If life is the truth of mechanism, then equally mind is the truth of life. Mind is the self-differentiating unity that life is in principle but fails fully to be. Ontologically higher than mechanism, life is nonetheless ontologically below mind. Or so, at least, Hegel believes. But these beliefs imply that relative to mind, non-minded living beings – that is, non-human living beings and non-human life in all its aspects – do not count as having their ends in themselves. This is because, compared to mind, non-human life forms fail to fully realize their own purposiveness in their materiality – to fully integrate their unity and their corporeal plurality. But ultimately, as rational beings, we must grasp life precisely in comparison to mind, as relatively undeveloped compared to the mind that life in its self-undermining turns out to be. Consequently, Hegel can consistently claim that to treat life as it really is – as life, irreducible to mechanism – is also to treat life as ontologically inferior to human mind and therefore is, in practice, to treat non-human life as a mere means to human purposes, not an end in itself or bearer of inherent worth. Relative to human beings, life has no rights.

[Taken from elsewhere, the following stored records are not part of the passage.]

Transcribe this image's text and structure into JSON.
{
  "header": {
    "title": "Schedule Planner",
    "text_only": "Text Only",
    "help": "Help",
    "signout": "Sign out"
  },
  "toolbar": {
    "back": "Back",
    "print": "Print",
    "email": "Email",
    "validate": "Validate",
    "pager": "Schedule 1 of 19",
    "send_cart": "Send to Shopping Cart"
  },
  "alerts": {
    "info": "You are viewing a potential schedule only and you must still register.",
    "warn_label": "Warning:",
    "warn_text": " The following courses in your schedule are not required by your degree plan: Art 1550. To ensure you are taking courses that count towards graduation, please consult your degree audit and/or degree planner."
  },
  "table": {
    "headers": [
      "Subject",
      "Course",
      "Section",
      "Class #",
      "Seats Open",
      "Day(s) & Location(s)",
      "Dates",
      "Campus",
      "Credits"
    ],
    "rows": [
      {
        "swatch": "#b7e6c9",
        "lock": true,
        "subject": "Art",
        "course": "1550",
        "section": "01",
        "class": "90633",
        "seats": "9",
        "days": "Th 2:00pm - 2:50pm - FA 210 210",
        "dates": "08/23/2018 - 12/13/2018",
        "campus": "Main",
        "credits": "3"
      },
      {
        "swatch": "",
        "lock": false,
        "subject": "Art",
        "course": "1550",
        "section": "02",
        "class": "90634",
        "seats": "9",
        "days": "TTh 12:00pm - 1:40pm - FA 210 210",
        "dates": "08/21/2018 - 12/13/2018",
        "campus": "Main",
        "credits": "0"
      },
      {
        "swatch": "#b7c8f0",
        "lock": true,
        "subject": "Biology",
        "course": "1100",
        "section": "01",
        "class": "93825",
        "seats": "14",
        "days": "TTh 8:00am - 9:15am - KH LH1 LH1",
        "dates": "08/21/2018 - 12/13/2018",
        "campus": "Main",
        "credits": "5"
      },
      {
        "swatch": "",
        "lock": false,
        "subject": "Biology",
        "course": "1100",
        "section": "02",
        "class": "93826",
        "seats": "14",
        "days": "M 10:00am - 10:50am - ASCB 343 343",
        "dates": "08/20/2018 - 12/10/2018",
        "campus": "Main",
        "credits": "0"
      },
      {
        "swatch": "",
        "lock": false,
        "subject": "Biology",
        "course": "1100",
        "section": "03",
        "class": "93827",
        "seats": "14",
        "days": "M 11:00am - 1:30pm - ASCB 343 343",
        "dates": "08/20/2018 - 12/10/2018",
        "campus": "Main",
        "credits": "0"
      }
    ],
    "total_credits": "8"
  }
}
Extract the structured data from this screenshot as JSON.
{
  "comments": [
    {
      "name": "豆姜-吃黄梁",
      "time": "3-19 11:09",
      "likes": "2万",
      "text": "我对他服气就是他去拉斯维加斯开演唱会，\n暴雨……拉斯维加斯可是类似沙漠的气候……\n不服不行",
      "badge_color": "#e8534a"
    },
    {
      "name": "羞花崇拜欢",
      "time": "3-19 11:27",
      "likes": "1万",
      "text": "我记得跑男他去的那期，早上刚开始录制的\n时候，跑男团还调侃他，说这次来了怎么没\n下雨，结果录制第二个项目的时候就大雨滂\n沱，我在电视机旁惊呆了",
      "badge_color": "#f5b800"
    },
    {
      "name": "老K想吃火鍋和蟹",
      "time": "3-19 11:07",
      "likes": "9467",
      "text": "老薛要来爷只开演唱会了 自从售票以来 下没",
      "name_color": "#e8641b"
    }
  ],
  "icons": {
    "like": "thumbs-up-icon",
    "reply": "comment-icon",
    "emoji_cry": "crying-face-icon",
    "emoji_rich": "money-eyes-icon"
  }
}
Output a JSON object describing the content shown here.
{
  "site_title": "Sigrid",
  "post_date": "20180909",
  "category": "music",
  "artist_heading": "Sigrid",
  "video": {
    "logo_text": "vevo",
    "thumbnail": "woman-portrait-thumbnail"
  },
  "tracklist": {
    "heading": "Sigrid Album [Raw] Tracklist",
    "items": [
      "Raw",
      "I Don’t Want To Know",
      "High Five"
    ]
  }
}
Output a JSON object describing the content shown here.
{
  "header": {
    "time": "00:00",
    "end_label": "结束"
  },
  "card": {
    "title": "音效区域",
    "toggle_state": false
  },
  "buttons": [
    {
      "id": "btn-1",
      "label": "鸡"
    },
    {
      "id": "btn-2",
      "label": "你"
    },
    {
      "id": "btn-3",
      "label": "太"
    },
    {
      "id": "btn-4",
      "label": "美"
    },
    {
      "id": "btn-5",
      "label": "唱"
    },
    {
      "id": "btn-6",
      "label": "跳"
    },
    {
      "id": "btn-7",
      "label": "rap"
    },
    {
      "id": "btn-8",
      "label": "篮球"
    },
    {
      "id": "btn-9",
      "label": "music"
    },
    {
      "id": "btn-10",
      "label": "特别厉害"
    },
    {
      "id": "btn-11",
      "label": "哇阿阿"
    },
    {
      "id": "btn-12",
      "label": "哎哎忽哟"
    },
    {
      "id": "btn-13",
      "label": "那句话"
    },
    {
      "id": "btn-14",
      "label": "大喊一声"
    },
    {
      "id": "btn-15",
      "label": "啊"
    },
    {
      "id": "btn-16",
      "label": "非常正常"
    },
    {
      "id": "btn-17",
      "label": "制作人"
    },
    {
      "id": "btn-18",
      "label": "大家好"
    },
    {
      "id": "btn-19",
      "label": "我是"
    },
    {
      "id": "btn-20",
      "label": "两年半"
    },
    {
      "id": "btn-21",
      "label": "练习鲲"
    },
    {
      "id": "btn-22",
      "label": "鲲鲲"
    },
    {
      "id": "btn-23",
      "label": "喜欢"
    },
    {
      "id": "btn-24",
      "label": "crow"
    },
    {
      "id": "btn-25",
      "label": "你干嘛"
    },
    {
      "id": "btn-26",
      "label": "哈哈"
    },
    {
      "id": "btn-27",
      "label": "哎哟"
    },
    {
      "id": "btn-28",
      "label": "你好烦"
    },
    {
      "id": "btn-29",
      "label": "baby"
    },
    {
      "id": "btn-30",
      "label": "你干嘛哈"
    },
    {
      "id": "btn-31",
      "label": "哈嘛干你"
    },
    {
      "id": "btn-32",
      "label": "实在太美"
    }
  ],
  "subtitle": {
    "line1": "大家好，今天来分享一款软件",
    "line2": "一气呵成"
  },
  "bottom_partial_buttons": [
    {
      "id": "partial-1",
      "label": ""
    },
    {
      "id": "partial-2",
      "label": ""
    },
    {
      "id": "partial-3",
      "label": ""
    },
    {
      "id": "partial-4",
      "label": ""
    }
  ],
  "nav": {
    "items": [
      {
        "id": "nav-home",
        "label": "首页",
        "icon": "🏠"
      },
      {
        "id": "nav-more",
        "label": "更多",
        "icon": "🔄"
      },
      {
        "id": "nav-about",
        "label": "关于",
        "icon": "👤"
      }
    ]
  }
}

I say this not to endorse these Hegelian views, but so as to acknowledge that with respect to environmental issues Hegel’s thought is not unequivocally constructive. As I argued, although in a somewhat different way, in Petrified Intelligence, Hegel opens up possibilities for engagement with environmental ethics at the ontological or metaphysical level of his thought – including, as Kisner shows, by thinking life ontologically as an end in itself. But Hegel closes down these possibilities at the level of his moral-political philosophy. Contrary to Kisner, though, I think that this closure reflects deep features of Hegel’s philosophical thinking, not a mere failure to follow his own arguments through. This does not make him the enemy of nature that he is sometimes made out to be. But it does mean that Hegel’s relation to environmentalism is inescapably ambiguous.
Alison Stone, Lancaster University
 Richard Velkley, review of Songsuk Susan Hahn, Contradiction in Motion: Hegel's Organic Conception of Life and Value, in Notre Dame Philosophical Reviews 2008.04.22 (http://ndpr.nd.edu/review.cfm?id=12943)
 In this connection Kisner criticises my own argument that, for Hegel, intrinsic value (or goodness) inheres in practical rationality and the latter is a dimension in all natural beings (in my Petrified Intelligence: Nature in Hegel’s Philosophy, Albany: SUNY Press, 2004, esp. ch. 6). As Kisner notes, this argument attributes to Hegel belief in a division between nature’s rational and material sides. In partial defence of my earlier work, I will be arguing in this response that Hegel does indeed uphold such a division when he characterises life as self-external, and that this characterisation is crucially connected to his denial of human obligations to nature or to non-human living beings.
 Hegel, Enzykopädie der philosophischen Wissenschaften II, Werke 9 (Frankfurt: Suhrkamp, 1970), §337.
 Michael O. Hardimon, Hegel’s Social Philosophy: The Project of Reconciliation (Cambridge: Cambridge University Press, 1994), esp. pp. 119-22.